Anyway, there we all were, hearing from our recently appointed Inclusion and Diversity Manager on the way we will be taking that agenda forward. It took us a while to make this particular appointment because we were very keen to make sure that we had the right person for the job. A couple of tries at the market had yielded a very poor field and we did not appoint as a result, and the Labour party criticised us for that. However, we have a policy at Basildon in that we will give people jobs just to tick a box. People have to be up to our high standards or we do not hire them. Given their previous interest you would have thought that this meeting would have been well-attended by Labour members, but you would have been wrong. Only one party on Basildon District Council was present, and that was the Conservative Party.
Perhaps, this will be the end of pious lectures on the subject from Labour. Maybe pigs will fly.
Wednesday, July 09, 2008
So, don't try to make out it is my fault if I don't clean my plate.
Saturday, July 05, 2008
Apparently Glasgow East is in dire straights, with around 50% unemployment, chronic drug use and third world levels of life expectancy. It is a testament to Labour's complete failure to look after their core support and the sapping effect of welfare dependency locking people in to poverty. The left-wing press has already started talking about how much cash it would take to improve the lives of the people there, with the implication that taxes should rise as a consequence. This is nonsense; giving people cash is actually the problem because it removes the incentives for able people to work and to better themselves. If you want to know why so many people in Glasgow East don't work then the answer is simple, because they don't have to. In the US a combination of social action coupled with withdrawing welfare if people don't try to help themselves has done wonders. In Glasgow Labour pays to keep people poor and deprived.

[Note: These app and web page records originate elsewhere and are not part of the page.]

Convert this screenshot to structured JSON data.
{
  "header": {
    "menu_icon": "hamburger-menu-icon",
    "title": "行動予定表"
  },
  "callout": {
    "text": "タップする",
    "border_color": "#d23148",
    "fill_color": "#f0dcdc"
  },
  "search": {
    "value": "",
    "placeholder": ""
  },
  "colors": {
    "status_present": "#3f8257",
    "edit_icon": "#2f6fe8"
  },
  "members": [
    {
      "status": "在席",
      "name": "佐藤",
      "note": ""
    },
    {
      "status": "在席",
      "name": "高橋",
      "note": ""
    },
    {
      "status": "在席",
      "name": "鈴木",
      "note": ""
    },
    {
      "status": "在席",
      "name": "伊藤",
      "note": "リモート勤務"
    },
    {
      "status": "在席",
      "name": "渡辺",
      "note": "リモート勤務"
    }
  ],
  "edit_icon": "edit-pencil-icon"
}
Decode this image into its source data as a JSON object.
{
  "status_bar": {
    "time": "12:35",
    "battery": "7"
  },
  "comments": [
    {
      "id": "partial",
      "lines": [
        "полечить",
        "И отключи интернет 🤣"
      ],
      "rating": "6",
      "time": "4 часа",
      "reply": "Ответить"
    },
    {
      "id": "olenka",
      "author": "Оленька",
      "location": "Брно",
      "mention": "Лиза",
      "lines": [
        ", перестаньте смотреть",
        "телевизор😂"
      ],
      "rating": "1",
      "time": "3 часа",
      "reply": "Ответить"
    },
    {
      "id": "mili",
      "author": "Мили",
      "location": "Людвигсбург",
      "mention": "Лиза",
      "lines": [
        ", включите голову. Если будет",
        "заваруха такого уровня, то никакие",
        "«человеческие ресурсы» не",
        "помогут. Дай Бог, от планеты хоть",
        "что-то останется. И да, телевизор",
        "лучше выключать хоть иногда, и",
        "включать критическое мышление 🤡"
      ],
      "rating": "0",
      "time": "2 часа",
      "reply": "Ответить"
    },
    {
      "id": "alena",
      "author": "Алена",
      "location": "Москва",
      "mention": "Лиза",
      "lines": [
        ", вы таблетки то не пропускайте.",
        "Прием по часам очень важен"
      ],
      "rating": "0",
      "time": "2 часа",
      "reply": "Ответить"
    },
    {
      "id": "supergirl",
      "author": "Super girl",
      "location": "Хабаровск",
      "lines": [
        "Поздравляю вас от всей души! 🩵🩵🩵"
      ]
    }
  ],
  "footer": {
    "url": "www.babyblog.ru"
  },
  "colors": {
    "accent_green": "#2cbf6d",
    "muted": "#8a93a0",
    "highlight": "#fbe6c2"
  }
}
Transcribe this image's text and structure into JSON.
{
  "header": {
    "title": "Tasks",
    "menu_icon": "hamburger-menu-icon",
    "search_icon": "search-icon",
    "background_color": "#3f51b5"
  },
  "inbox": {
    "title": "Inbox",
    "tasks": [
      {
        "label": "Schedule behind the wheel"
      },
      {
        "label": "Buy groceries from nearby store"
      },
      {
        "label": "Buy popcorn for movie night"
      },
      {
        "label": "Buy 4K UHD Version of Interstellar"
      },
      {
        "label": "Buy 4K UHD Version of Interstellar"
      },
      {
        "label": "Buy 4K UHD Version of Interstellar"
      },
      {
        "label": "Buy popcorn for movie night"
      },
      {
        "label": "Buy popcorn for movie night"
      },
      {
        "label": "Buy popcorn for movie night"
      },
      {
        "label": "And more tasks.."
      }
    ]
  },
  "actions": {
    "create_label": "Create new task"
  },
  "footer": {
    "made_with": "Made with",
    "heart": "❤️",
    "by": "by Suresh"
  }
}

Maybe when the poor stop voting for them Labour will finally get it. Never mind that Gordon Brown may go down in flames if Labour lose. Maybe a system that promotes welfare deprivation will burn too.
Thursday, July 03, 2008
Now, a loan of this type to a Council is not the same as personal or corporate debt, but it would add to the already large debt that Basildon has associated with its housing stock and it might leave the Council vulnerable to changes in government funding arrangements for, well, ever.
This is not a good state of affairs to say the least. I sense some late evenings poring over financial projections in my immediate future.
Saturday, June 28, 2008
Who is running the political strategy for the Labour party? Are they actually trying to drive away support? At this rate they will end up not only with less than 200 MPs but hardly any councillors, no money, and a legacy of bitterness that will keep them out of power for a generation, or finish them off entirely. I am genuinely perplexed as to what may be going on. These are not stupid people after all, but they are acting like political morons.